  • Promote your Team’s cosmetics: If you’re on a partnered Team, you should be wearing your Team’s cosmetic items as much as you can on stream and even off stream as well. The Team’s will be earning revenue from each of the sales and their success in Halo means they can continue to invest in the scene to pay player salaries, managers, team houses, and much more. A little goes a long way here. You can add a command to your Twitch channel, pin a tweet on Twitter, and post links in your YouTube videos. Speaking of YouTube...
  • EXTRA CREDIT – Start a YouTube channel and upload regularly: YouTube is a great way to bring fans closer to you and provide them entertainment. Not everyone is going to be the next Nadeshot, and that’s ok. You don’t need 100,000 subscribers for the channel to be worthwhile investing some time into, and these days it’s easier than ever to upload gameplays from your Twitch streams directly to your YouTube. There are more Halo fans on YouTube than ever and that will continue to grow.

As a pro player, you can have a tremendous impact on the scene overall which ultimately helps you out directly. Don’t take this opportunity for granted.

FAN CHECKLIST

Photo of fan at an HCS event holding a blue cosplay flag from CTF in Halo 5.

For the fans out there who love playing and watching Halo – we appreciate you. We know many of you want to see Halo grow because it’s the game and community that you love, and that resonates deeply with us. We want to provide some insights that enable you to have the biggest impact if you’re not sure how you can help.

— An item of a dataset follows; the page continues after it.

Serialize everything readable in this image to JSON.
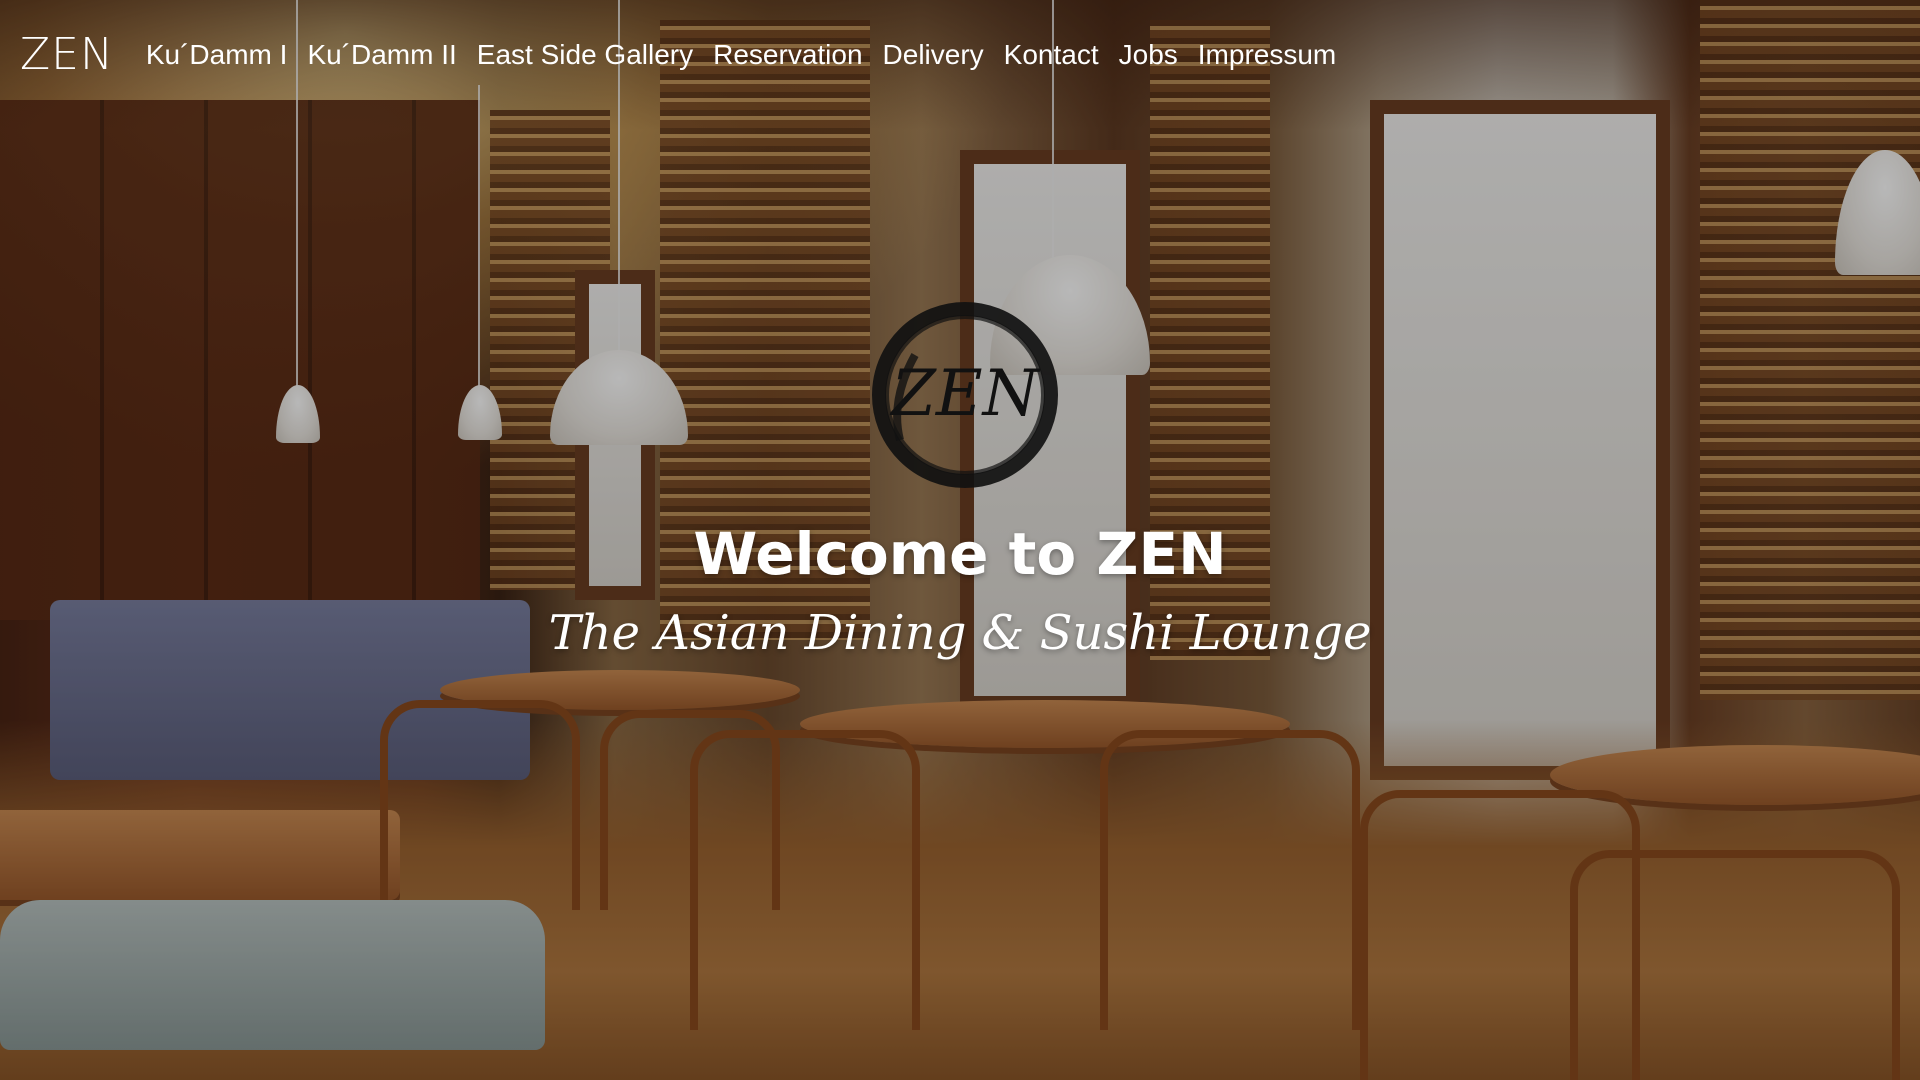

  • Watch events and content: Viewership is critical for the Halo esports scene, and when you watch tournament streams, pro player streams, and even content on YouTube or Twitter – that has a really big impact. Obviously, we need to do our part to entertain you and we take our responsibility there seriously.
  • Purchasing in-game content: We are sharing revenue for ALL of the items in the Esports Store within Halo Infinite when the game launches on Day 1. Whether it’s a partnered Team’s bundle or a bundle that represents each of the four major regions and the tournament operators investing there, this is the best way to support these partners directly. The more that the ecosystem can support these partners, the more that they will be able to support the players and fans as time goes on. This is an absolutely critical component of this entire ecosystem.
  • Be active on social media: As mentioned earlier, having conversations online about the league, the Teams, the players, and everything going on is a great way to generate more and more excitement for the events and ultimately draw more fans to this awesome community of ours. If your favorite Team is tweeting about Halo, give it a Like/RT and even a reply. Let’s make Halo fans the most active and talkative game in esports!

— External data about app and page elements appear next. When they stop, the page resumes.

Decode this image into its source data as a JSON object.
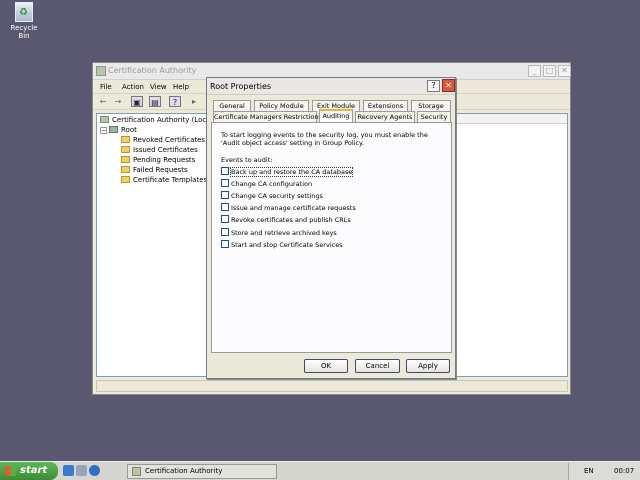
{
  "desktop": {
    "recycle_bin_label": "Recycle Bin"
  },
  "mmc": {
    "title": "Certification Authority",
    "menu": [
      "File",
      "Action",
      "View",
      "Help"
    ],
    "tree": {
      "root_label": "Certification Authority (Local)",
      "ca_label": "Root",
      "children": [
        "Revoked Certificates",
        "Issued Certificates",
        "Pending Requests",
        "Failed Requests",
        "Certificate Templates"
      ]
    }
  },
  "dialog": {
    "title": "Root Properties",
    "help_glyph": "?",
    "close_glyph": "✕",
    "tabs_row1": [
      "General",
      "Policy Module",
      "Exit Module",
      "Extensions",
      "Storage"
    ],
    "tabs_row2": [
      "Certificate Managers Restrictions",
      "Auditing",
      "Recovery Agents",
      "Security"
    ],
    "active_tab": "Auditing",
    "info_text": "To start logging events to the security log, you must enable the 'Audit object access' setting in Group Policy.",
    "events_label": "Events to audit:",
    "events": [
      {
        "label": "Back up and restore the CA database",
        "checked": false
      },
      {
        "label": "Change CA configuration",
        "checked": false
      },
      {
        "label": "Change CA security settings",
        "checked": false
      },
      {
        "label": "Issue and manage certificate requests",
        "checked": false
      },
      {
        "label": "Revoke certificates and publish CRLs",
        "checked": false
      },
      {
        "label": "Store and retrieve archived keys",
        "checked": false
      },
      {
        "label": "Start and stop Certificate Services",
        "checked": false
      }
    ],
    "buttons": {
      "ok": "OK",
      "cancel": "Cancel",
      "apply": "Apply"
    }
  },
  "taskbar": {
    "start_label": "start",
    "task_label": "Certification Authority",
    "language": "EN",
    "clock": "00:07"
  }
}
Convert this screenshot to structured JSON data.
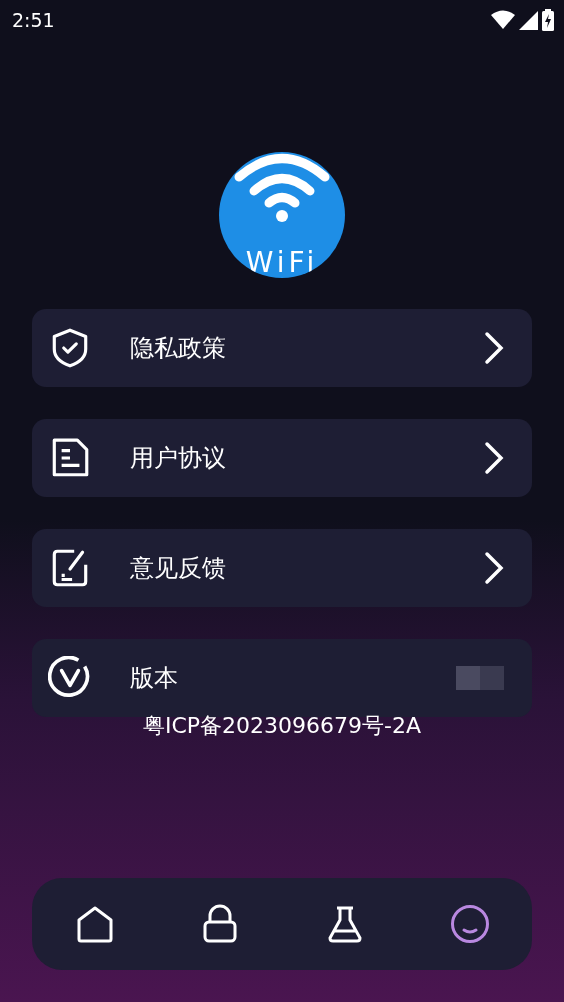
{
  "status_bar": {
    "time": "2:51"
  },
  "logo": {
    "text": "WiFi"
  },
  "menu": [
    {
      "label": "隐私政策",
      "arrow": true
    },
    {
      "label": "用户协议",
      "arrow": true
    },
    {
      "label": "意见反馈",
      "arrow": true
    },
    {
      "label": "版本",
      "arrow": false
    }
  ],
  "icp": "粤ICP备2023096679号-2A",
  "nav": [
    {
      "selected": false
    },
    {
      "selected": false
    },
    {
      "selected": false
    },
    {
      "selected": true
    }
  ]
}
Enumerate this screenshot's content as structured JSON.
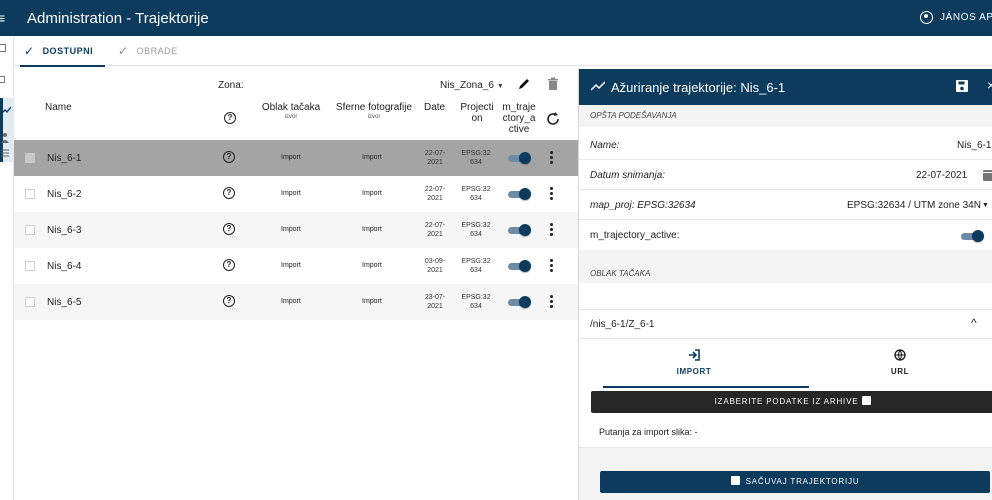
{
  "app": {
    "title": "Administration - Trajektorije",
    "user": "JÁNOS APR",
    "menu_icon": "≡"
  },
  "tabs": [
    {
      "label": "DOSTUPNI",
      "active": true
    },
    {
      "label": "OBRADE",
      "active": false
    }
  ],
  "table": {
    "zona_label": "Zona:",
    "zona_value": "Nis_Zona_6",
    "headers": {
      "name": "Name",
      "oblak": "Oblak tačaka",
      "oblak_sub": "izvor",
      "sferne": "Sferne fotografije",
      "sferne_sub": "izvor",
      "date": "Date",
      "projection": "Projecti on",
      "active": "m_traje ctory_a ctive"
    },
    "help_glyph": "?",
    "rows": [
      {
        "name": "Nis_6-1",
        "oblak": "Import",
        "sferne": "Import",
        "date_a": "22-07-",
        "date_b": "2021",
        "epsg_a": "EPSG:32",
        "epsg_b": "634",
        "active": true,
        "selected": true
      },
      {
        "name": "Nis_6-2",
        "oblak": "Import",
        "sferne": "Import",
        "date_a": "22-07-",
        "date_b": "2021",
        "epsg_a": "EPSG:32",
        "epsg_b": "634",
        "active": true
      },
      {
        "name": "Nis_6-3",
        "oblak": "Import",
        "sferne": "Import",
        "date_a": "22-07-",
        "date_b": "2021",
        "epsg_a": "EPSG:32",
        "epsg_b": "634",
        "active": true
      },
      {
        "name": "Nis_6-4",
        "oblak": "Import",
        "sferne": "Import",
        "date_a": "03-09-",
        "date_b": "2021",
        "epsg_a": "EPSG:32",
        "epsg_b": "634",
        "active": true
      },
      {
        "name": "Nis_6-5",
        "oblak": "Import",
        "sferne": "Import",
        "date_a": "23-07-",
        "date_b": "2021",
        "epsg_a": "EPSG:32",
        "epsg_b": "634",
        "active": true
      }
    ]
  },
  "panel": {
    "title": "Ažuriranje trajektorije: Nis_6-1",
    "close_glyph": "×",
    "section_general": "OPŠTA PODEŠAVANJA",
    "fields": {
      "name_label": "Name:",
      "name_value": "Nis_6-1",
      "date_label": "Datum snimanja:",
      "date_value": "22-07-2021",
      "proj_label": "map_proj: EPSG:32634",
      "proj_value": "EPSG:32634 / UTM zone 34N",
      "active_label": "m_trajectory_active:"
    },
    "section_cloud": "OBLAK TAČAKA",
    "cloud_path": "/nis_6-1/Z_6-1",
    "subtabs": {
      "import": "IMPORT",
      "url": "URL"
    },
    "choose_button": "IZABERITE PODATKE IZ ARHIVE",
    "import_path_label": "Putanja za import slika: -",
    "save_button": "SAČUVAJ TRAJEKTORIJU"
  },
  "colors": {
    "primary": "#0d3b5e",
    "selected_row": "#a4a4a4",
    "toggle_track": "#6d8aa6",
    "dark_button": "#262626"
  }
}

CONCLUSION

For players and fans alike, there are lots of really critical ways that you can support the community and scene that you love. We all want Halo esports to grow, and if we work together and push in the same direction, we can really have a huge impact and bring on more Spartans to our cause. We have to act as a unified community.

I’d love to hear what other ideas and suggestions you might have! Start a conversation with me on Twitter and let’s keep the ideas flowing!

Until next time,

Tashi